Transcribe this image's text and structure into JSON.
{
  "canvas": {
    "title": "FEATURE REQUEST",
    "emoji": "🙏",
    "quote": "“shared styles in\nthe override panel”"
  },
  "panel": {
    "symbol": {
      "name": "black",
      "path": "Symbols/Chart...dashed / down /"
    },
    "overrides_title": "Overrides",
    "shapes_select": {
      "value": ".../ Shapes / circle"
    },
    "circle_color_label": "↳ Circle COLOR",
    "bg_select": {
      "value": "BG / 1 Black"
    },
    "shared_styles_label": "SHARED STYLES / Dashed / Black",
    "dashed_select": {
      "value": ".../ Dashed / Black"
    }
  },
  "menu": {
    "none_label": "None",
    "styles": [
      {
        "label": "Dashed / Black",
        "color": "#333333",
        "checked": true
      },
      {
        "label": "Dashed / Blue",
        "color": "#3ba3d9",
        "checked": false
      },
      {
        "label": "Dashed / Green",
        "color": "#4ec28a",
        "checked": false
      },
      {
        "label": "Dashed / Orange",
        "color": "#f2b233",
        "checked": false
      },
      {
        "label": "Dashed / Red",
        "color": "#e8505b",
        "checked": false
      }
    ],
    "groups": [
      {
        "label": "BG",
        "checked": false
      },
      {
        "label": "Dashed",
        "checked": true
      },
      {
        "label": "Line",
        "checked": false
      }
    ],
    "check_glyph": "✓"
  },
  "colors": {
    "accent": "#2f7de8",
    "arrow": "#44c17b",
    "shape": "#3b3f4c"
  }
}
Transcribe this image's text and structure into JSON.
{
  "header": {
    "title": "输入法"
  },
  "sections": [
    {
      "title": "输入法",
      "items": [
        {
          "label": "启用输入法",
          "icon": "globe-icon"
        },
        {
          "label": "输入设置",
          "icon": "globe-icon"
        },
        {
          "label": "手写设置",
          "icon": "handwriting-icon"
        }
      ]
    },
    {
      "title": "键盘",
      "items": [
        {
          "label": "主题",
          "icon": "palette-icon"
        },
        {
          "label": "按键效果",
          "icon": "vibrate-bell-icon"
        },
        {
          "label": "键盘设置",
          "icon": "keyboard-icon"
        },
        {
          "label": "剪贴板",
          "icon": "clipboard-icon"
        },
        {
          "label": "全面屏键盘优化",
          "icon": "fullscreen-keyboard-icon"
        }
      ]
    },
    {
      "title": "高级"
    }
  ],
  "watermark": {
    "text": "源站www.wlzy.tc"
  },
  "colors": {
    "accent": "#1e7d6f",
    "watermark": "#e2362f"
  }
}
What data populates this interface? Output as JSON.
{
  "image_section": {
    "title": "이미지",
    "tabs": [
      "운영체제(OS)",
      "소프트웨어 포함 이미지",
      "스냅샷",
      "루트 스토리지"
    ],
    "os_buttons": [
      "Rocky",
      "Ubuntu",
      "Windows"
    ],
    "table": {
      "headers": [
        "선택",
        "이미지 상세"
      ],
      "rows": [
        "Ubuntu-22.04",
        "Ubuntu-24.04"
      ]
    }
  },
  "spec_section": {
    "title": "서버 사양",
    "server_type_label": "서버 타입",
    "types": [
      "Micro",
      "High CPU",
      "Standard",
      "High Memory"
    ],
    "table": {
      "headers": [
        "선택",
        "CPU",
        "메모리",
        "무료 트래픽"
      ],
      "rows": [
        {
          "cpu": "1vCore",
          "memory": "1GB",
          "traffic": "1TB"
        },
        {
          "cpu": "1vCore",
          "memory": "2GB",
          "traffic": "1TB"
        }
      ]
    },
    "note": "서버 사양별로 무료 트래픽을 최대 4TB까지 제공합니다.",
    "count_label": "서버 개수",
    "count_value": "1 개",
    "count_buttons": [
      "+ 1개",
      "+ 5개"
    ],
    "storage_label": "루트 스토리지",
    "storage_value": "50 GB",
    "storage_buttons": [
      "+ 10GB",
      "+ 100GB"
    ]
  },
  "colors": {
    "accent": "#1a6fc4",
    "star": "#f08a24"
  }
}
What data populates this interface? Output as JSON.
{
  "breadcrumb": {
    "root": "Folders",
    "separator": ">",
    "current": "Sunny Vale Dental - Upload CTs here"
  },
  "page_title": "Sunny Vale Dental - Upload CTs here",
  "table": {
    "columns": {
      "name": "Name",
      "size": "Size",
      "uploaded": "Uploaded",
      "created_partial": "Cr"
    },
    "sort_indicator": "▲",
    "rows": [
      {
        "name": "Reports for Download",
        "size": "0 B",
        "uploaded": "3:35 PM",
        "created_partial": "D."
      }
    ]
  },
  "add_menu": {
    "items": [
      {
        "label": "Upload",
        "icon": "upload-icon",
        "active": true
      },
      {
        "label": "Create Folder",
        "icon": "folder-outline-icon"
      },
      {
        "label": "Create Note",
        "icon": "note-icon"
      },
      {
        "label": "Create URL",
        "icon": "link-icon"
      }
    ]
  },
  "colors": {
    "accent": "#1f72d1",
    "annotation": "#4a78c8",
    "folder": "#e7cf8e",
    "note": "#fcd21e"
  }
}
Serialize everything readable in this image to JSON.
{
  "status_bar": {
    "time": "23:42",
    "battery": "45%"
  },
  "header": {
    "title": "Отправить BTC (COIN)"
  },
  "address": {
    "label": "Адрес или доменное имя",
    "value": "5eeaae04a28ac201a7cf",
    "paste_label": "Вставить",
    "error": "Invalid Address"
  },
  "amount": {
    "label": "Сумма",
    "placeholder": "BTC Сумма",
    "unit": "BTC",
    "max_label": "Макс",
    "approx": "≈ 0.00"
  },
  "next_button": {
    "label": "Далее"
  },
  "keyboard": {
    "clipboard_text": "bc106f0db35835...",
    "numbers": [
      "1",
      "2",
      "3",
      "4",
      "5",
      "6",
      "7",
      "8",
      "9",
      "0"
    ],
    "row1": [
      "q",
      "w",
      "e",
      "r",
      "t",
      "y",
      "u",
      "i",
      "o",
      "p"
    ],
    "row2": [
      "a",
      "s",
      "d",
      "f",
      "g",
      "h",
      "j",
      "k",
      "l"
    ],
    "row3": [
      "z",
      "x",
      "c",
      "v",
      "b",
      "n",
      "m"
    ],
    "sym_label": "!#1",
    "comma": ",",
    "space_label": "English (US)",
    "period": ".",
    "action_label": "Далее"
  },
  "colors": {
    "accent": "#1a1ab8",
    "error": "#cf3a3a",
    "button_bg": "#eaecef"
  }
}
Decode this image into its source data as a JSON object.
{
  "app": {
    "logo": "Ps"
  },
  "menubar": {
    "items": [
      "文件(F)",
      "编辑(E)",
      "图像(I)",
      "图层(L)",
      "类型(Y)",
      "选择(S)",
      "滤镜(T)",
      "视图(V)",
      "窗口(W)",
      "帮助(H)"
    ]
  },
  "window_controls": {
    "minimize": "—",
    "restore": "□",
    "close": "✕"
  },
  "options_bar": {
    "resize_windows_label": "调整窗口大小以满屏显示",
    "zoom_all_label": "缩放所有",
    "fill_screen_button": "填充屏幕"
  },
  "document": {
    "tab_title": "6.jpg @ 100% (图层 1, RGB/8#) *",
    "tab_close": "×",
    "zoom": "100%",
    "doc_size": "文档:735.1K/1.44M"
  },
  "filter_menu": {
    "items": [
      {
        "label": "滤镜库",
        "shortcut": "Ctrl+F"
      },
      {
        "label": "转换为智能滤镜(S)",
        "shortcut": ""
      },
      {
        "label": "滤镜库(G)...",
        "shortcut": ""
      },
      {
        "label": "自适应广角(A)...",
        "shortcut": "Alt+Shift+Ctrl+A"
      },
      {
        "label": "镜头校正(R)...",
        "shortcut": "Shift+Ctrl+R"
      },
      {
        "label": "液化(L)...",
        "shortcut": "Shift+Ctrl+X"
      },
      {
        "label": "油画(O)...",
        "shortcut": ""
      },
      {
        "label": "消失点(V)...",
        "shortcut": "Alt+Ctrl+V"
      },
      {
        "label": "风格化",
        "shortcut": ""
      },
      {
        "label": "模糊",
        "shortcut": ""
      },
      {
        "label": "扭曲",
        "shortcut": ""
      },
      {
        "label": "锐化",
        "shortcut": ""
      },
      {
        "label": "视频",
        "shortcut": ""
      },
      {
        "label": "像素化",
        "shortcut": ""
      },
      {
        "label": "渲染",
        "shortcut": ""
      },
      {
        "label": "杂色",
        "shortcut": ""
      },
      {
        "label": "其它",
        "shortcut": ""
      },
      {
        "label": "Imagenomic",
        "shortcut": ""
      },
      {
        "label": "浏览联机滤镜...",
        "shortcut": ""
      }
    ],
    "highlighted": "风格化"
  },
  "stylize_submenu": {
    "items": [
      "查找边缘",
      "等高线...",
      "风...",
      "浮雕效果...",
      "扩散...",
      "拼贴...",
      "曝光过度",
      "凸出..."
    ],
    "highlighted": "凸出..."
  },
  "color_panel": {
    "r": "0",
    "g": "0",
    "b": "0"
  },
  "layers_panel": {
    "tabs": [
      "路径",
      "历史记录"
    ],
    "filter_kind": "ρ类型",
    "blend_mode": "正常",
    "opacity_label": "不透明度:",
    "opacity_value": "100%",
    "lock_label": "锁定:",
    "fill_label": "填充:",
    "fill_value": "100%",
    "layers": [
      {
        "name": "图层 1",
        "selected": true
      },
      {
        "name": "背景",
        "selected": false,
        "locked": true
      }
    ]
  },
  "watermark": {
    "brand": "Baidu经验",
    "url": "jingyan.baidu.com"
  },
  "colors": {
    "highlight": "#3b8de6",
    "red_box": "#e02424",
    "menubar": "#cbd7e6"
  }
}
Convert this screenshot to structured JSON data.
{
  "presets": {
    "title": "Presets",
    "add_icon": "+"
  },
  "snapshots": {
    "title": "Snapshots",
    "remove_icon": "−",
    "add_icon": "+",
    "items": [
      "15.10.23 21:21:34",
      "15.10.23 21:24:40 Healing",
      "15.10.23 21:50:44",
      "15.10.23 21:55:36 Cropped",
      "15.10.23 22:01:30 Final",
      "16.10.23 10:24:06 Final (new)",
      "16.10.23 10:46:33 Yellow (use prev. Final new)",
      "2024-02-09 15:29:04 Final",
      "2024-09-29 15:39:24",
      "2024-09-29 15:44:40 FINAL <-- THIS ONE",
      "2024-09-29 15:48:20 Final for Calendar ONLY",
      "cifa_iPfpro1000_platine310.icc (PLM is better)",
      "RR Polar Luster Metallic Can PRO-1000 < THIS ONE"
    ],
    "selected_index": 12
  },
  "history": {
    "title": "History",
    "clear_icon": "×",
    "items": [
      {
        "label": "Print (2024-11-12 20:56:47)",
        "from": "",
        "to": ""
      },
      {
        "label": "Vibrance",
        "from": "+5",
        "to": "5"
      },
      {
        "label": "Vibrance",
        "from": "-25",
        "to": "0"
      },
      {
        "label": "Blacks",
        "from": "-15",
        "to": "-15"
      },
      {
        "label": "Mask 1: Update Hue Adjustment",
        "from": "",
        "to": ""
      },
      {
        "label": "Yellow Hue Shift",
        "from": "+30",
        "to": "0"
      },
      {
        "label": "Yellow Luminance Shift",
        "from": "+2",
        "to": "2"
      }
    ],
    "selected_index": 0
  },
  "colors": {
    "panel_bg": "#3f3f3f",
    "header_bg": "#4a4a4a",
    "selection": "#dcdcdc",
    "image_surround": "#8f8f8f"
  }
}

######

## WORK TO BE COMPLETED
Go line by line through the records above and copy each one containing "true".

## SOLUTION TO THE EXERCISE
        "checked": true
        "checked": true
        "active": true
        "selected": true
        "locked": true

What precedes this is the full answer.